This week marks the 50th anniversary of National Forest Products Week, a designation created to recognize the importance of forest products to America’s growth and economic development, as well as the forest industry’s contributions to improved forest management and forest utilization. This annual observance dates back to September 13, 1960, when Congress passed a joint resolution providing for the establishment of an annual National Forest Products Week to be held each year on the week beginning with the third Sunday in October. (It was perhaps without irony that it was Representative E. L. “Tic” Forrester from Georgia who presented the proclamation in the House for approval.) President Eisenhower signed the first proclamation two days later, calling on the people of the United States “to observe the week beginning October 16, 1960, as National Forest Products Weeks, with activities and ceremonies designed to focus attention on the importance of our forests and forest products to the Nation’s economy and welfare.” Upon signing the proclamation Ike was presented with a commemorative clock made from 10 different species of American wood (see photo below).
The state of Minnesota, which has a long history of promoting forest products and forest preservation, passed its own proclamation in 1960. Governor Orville Freeman, who signed the proclamation, went on to become secretary of agriculture under presidents Kennedy and Johnson, placing him in charge of the U.S. Forest Service for eight years.
The National Lumber Manufacturers Association and the Concatenated Order of the Hoo Hoo were big promoters of National Forest Products Week in its inaugural year. The observance continued to expand nationwide the following year when President John F. Kennedy issued a proclamation in 1961, and official observances continue today.

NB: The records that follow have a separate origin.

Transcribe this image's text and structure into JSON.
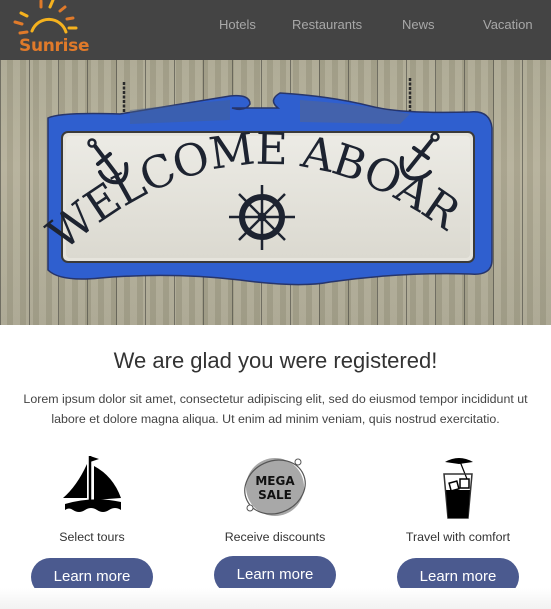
{
  "header": {
    "logo_text": "Sunrise",
    "nav": [
      {
        "label": "Hotels"
      },
      {
        "label": "Restaurants"
      },
      {
        "label": "News"
      },
      {
        "label": "Vacation"
      }
    ]
  },
  "hero": {
    "sign_text": "WELCOME ABOARD",
    "sign_word1": "WELCOME",
    "sign_word2": "ABOARD",
    "icons": [
      "anchor-icon",
      "ship-wheel-icon",
      "anchor-icon"
    ]
  },
  "main": {
    "title": "We are glad you were registered!",
    "lead": "Lorem ipsum dolor sit amet, consectetur adipiscing elit, sed do eiusmod tempor incididunt ut labore et dolore magna aliqua. Ut enim ad minim veniam, quis nostrud exercitatio.",
    "features": [
      {
        "icon": "sailboat-icon",
        "label": "Select tours",
        "button": "Learn more"
      },
      {
        "icon": "mega-sale-badge-icon",
        "label": "Receive discounts",
        "badge_line1": "MEGA",
        "badge_line2": "SALE",
        "button": "Learn more"
      },
      {
        "icon": "cocktail-icon",
        "label": "Travel with comfort",
        "button": "Learn more"
      }
    ]
  },
  "colors": {
    "header_bg": "#444444",
    "nav_text": "#a8a8a8",
    "logo_orange": "#e07a2a",
    "sun_yellow": "#f5b21e",
    "button_bg": "#4b5a8f",
    "button_text": "#ffffff",
    "sign_blue": "#2f5fcf",
    "sign_board": "#e8e6de",
    "sign_ink": "#1d2330"
  }
}
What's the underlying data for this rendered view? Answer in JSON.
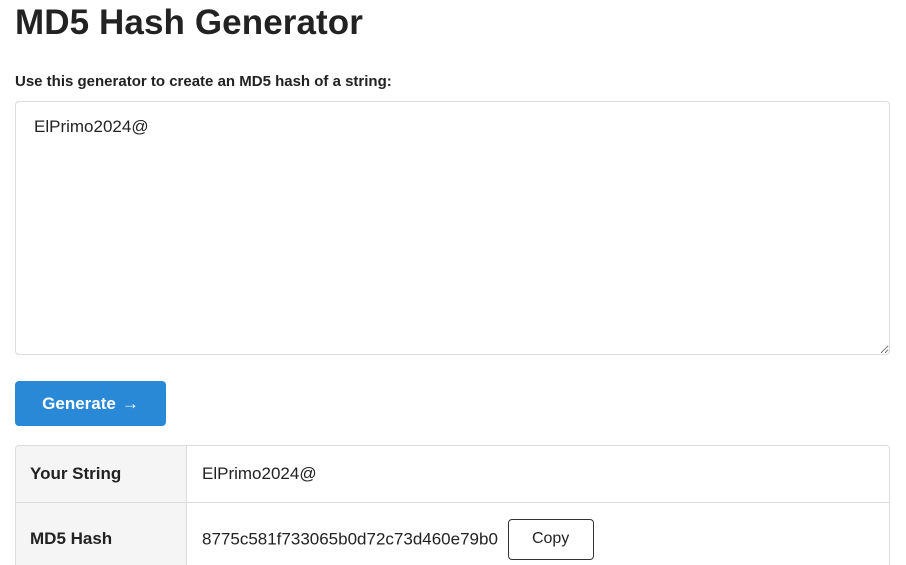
{
  "page": {
    "title": "MD5 Hash Generator",
    "prompt_label": "Use this generator to create an MD5 hash of a string:"
  },
  "input": {
    "value": "ElPrimo2024@"
  },
  "generate_button": {
    "label": "Generate",
    "arrow": "→"
  },
  "results": {
    "rows": [
      {
        "label": "Your String",
        "value": "ElPrimo2024@"
      },
      {
        "label": "MD5 Hash",
        "value": "8775c581f733065b0d72c73d460e79b0"
      }
    ],
    "copy_label": "Copy"
  },
  "colors": {
    "accent": "#2a89d6",
    "border": "#dcdcdc",
    "label_bg": "#f5f5f5"
  }
}
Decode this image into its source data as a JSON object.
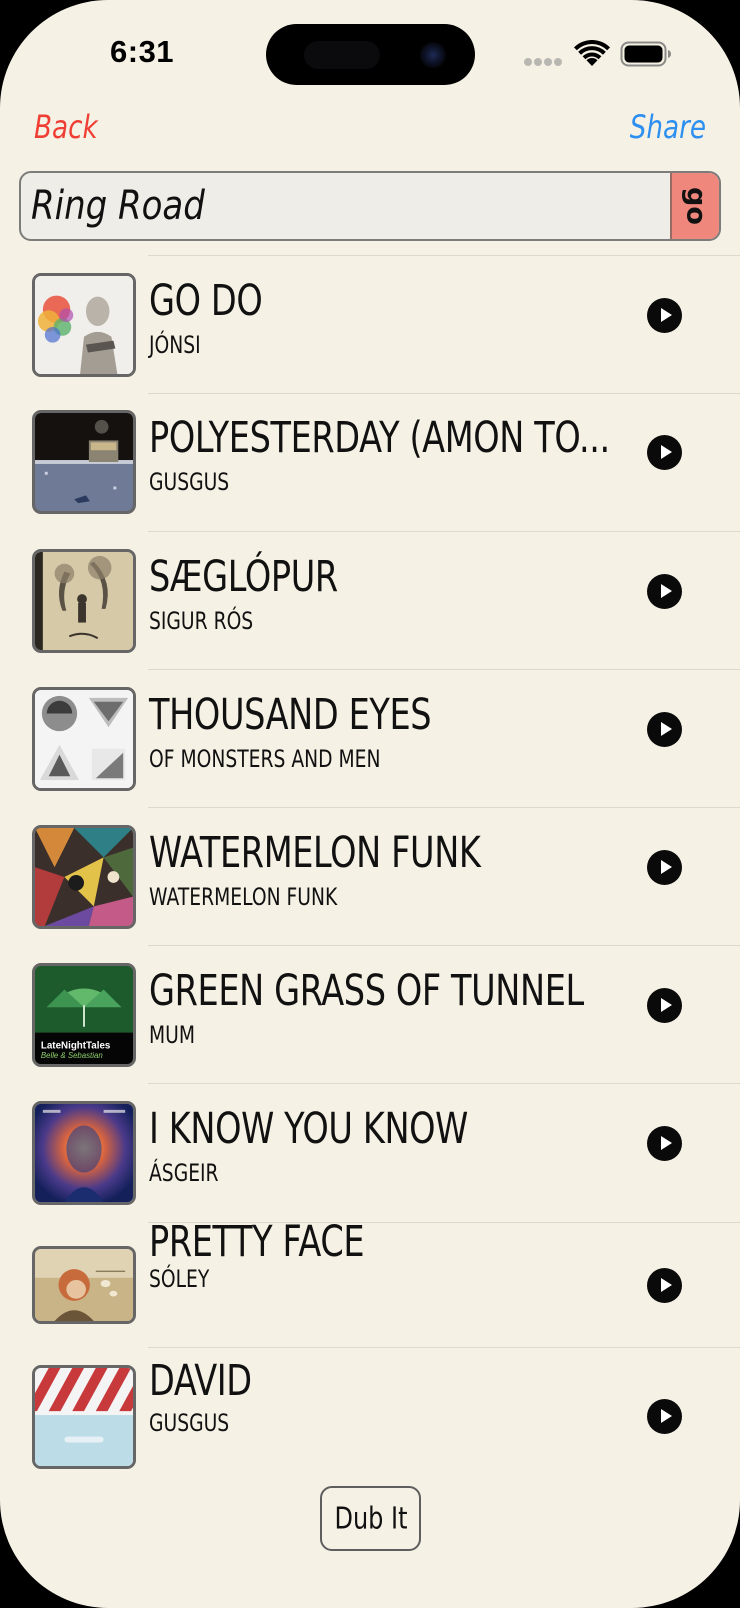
{
  "status_bar": {
    "time": "6:31"
  },
  "nav": {
    "back_label": "Back",
    "share_label": "Share",
    "back_color": "#ef3f34",
    "share_color": "#2d8ff0"
  },
  "title_field": {
    "value": "Ring Road",
    "go_label": "go"
  },
  "tracks": [
    {
      "title": "GO DO",
      "artist": "JÓNSI",
      "art": "jonsi-go-cover"
    },
    {
      "title": "POLYESTERDAY (AMON TO...",
      "artist": "GUSGUS",
      "art": "gusgus-polyesterday-cover"
    },
    {
      "title": "SÆGLÓPUR",
      "artist": "SIGUR RÓS",
      "art": "sigur-ros-takk-cover"
    },
    {
      "title": "THOUSAND EYES",
      "artist": "OF MONSTERS AND MEN",
      "art": "of-monsters-and-men-cover"
    },
    {
      "title": "WATERMELON FUNK",
      "artist": "WATERMELON FUNK",
      "art": "watermelon-funk-cover"
    },
    {
      "title": "GREEN GRASS OF TUNNEL",
      "artist": "MUM",
      "art": "late-night-tales-cover",
      "art_text": [
        "LateNightTales",
        "Belle & Sebastian"
      ]
    },
    {
      "title": "I KNOW YOU KNOW",
      "artist": "ÁSGEIR",
      "art": "asgeir-afterglow-cover"
    },
    {
      "title": "PRETTY FACE",
      "artist": "SÓLEY",
      "art": "soley-cover"
    },
    {
      "title": "DAVID",
      "artist": "GUSGUS",
      "art": "gusgus-cover"
    }
  ],
  "dub_button_label": "Dub It",
  "colors": {
    "background": "#f6f1e5",
    "play_button": "#0a0a0a",
    "go_button": "#f0877d"
  }
}
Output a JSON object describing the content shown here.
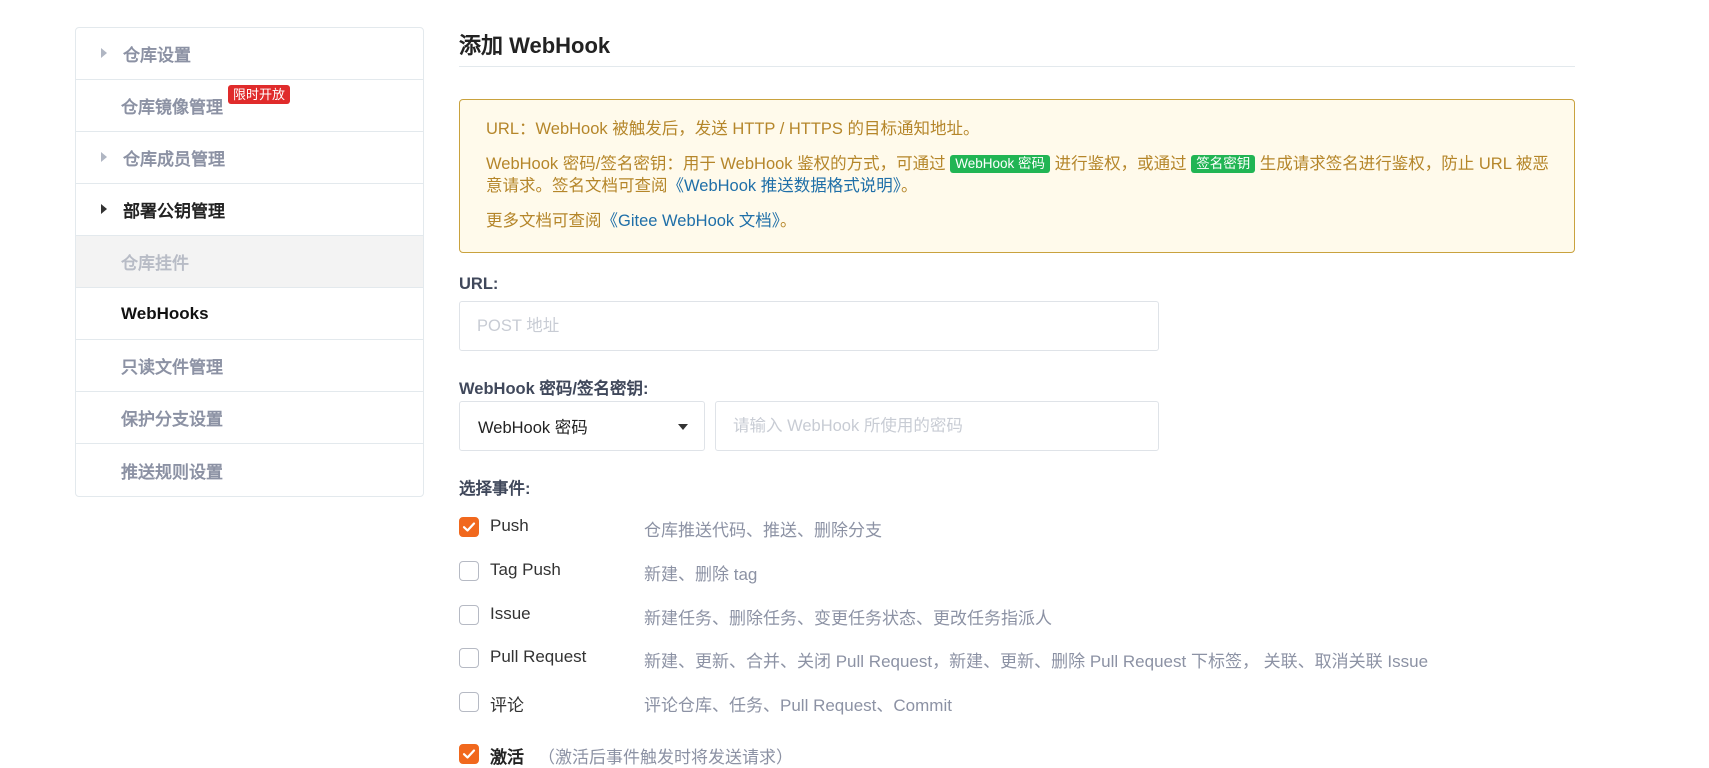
{
  "sidebar": {
    "items": [
      {
        "label": "仓库设置"
      },
      {
        "label": "仓库镜像管理",
        "badge": "限时开放"
      },
      {
        "label": "仓库成员管理"
      },
      {
        "label": "部署公钥管理"
      },
      {
        "label": "仓库挂件"
      },
      {
        "label": "WebHooks"
      },
      {
        "label": "只读文件管理"
      },
      {
        "label": "保护分支设置"
      },
      {
        "label": "推送规则设置"
      }
    ]
  },
  "main": {
    "title": "添加 WebHook",
    "notice": {
      "line1": "URL：WebHook 被触发后，发送 HTTP / HTTPS 的目标通知地址。",
      "line2_a": "WebHook 密码/签名密钥：用于 WebHook 鉴权的方式，可通过",
      "tag1": "WebHook 密码",
      "line2_b": "进行鉴权，或通过",
      "tag2": "签名密钥",
      "line2_c": "生成请求签名进行鉴权，防止 URL 被恶意请求。签名文档可查阅",
      "link1": "《WebHook 推送数据格式说明》",
      "line2_d": "。",
      "line3_a": "更多文档可查阅",
      "link2": "《Gitee WebHook 文档》",
      "line3_b": "。"
    },
    "url": {
      "label": "URL:",
      "placeholder": "POST 地址",
      "value": ""
    },
    "secret": {
      "label": "WebHook 密码/签名密钥:",
      "select_value": "WebHook 密码",
      "placeholder": "请输入 WebHook 所使用的密码",
      "value": ""
    },
    "events": {
      "label": "选择事件:",
      "items": [
        {
          "name": "Push",
          "desc": "仓库推送代码、推送、删除分支",
          "checked": true
        },
        {
          "name": "Tag Push",
          "desc": "新建、删除 tag",
          "checked": false
        },
        {
          "name": "Issue",
          "desc": "新建任务、删除任务、变更任务状态、更改任务指派人",
          "checked": false
        },
        {
          "name": "Pull Request",
          "desc": "新建、更新、合并、关闭 Pull Request，新建、更新、删除 Pull Request 下标签， 关联、取消关联 Issue",
          "checked": false
        },
        {
          "name": "评论",
          "desc": "评论仓库、任务、Pull Request、Commit",
          "checked": false
        }
      ]
    },
    "activate": {
      "label": "激活",
      "hint": "（激活后事件触发时将发送请求）",
      "checked": true
    }
  },
  "colors": {
    "accent": "#f1681d",
    "notice_bg": "#fffaeb",
    "notice_text": "#b5862a",
    "tag_green": "#21b554",
    "badge_red": "#e02b2b",
    "link": "#1f6fa8"
  }
}
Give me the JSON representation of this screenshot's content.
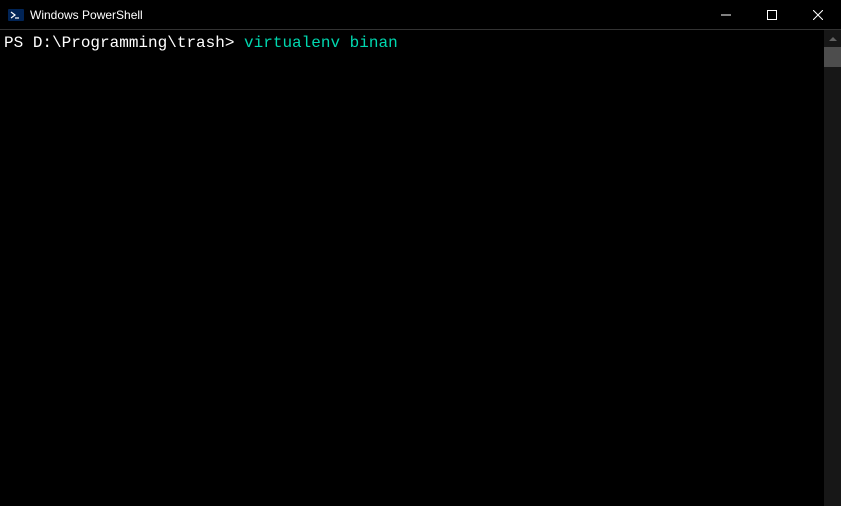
{
  "window": {
    "title": "Windows PowerShell"
  },
  "terminal": {
    "prompt_prefix": "PS ",
    "path": "D:\\Programming\\trash",
    "caret": "> ",
    "command": "virtualenv",
    "argument": " binan"
  }
}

On October 15, 2010, President Obama issued a proclamation for the 50th anniversary of the Week, which reads in part:
“Since the first communities and settlements in our Nation, forests and their products have played a vital role in our growth and economic development. Forests have also enhanced the splendor of our surroundings, served as wildlife habitats, provided places for recreational activities, and offered serene settings for contemplation. As we mark the 50th anniversary of National Forest Products Week, we recognize the enduring value of forests as sustainable, renewable, and bountiful resources, and we recommit to our stewardship and efforts to further their conservation.”
In honor of 50 years of National Forest Products Week, here are a few selections of forest products promotional images from the FHS Archives (click images to enlarge):